On "Nothing Natural," only the surging, faintly ominous bass line guides you through the blizzard of sound, while "Superblast!" is a giddy rush of iridescent textures. Lush also excels at gentler songs, like "Covert" and "Monochrome," that fill the mind's eye with halcyon imagery.
At times, the loveliness of it all gets wearying. At its worst, Lush can be criminally insipid, as on twee lullabies like "For Love" and "Untogether." Another problem is that Lush is too enigmatic for its own good. Berenyi's demurely forlorn vocals are more just another pretty thread in the aural tapestry than an emotive force. When decipherable, the oblique lyrics hint at mild angst or blissful disorientation. You can find yourself longing for the group to smash through the lustrous sheen of its sound (which owes a lot to producer Robin Guthrie of the Cocteau Twins) with some kind of explicit emotion.

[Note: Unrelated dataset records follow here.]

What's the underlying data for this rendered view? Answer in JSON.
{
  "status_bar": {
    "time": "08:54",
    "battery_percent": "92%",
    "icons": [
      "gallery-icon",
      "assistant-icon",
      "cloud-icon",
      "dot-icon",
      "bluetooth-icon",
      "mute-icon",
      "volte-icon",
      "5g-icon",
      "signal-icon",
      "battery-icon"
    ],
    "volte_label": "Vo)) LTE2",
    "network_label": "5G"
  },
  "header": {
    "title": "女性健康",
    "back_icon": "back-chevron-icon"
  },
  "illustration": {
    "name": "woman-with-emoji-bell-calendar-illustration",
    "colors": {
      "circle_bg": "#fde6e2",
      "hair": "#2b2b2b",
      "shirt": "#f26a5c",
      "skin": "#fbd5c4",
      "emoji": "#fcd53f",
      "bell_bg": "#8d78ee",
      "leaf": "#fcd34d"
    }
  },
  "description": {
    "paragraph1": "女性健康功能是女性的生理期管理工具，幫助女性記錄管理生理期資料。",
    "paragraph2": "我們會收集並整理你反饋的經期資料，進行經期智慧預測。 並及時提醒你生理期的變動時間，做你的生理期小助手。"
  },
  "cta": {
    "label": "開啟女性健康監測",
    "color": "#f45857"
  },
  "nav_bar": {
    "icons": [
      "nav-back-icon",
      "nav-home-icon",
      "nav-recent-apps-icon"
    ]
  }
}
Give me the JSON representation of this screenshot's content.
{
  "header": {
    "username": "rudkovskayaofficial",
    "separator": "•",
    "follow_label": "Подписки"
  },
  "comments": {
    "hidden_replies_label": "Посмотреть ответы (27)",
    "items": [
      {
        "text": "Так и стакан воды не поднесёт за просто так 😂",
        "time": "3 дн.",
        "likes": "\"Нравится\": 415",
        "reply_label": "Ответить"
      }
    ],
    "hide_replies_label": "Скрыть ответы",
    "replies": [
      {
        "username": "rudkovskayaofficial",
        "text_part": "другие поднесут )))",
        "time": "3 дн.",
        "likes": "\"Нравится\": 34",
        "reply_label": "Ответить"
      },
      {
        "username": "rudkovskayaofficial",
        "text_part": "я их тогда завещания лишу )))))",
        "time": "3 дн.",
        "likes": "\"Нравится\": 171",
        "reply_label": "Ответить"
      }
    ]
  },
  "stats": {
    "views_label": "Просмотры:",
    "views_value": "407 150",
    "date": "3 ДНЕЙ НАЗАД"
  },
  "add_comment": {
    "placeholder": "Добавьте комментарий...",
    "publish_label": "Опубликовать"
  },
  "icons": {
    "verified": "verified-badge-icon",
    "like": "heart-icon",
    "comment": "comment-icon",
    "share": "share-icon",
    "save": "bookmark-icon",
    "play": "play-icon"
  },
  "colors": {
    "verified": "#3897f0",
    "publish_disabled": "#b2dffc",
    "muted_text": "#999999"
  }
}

In Britain, Spooky saw the members of Lush transformed almost overnight from press darlings into pariahs; critics decreed that the dream popsters were too wispy and winsome to be relevant in the post-Nirvana order. While that's an overly harsh verdict for an album that offers much delight, it's probably true that Lush does need to open up and bleed. (RS 628)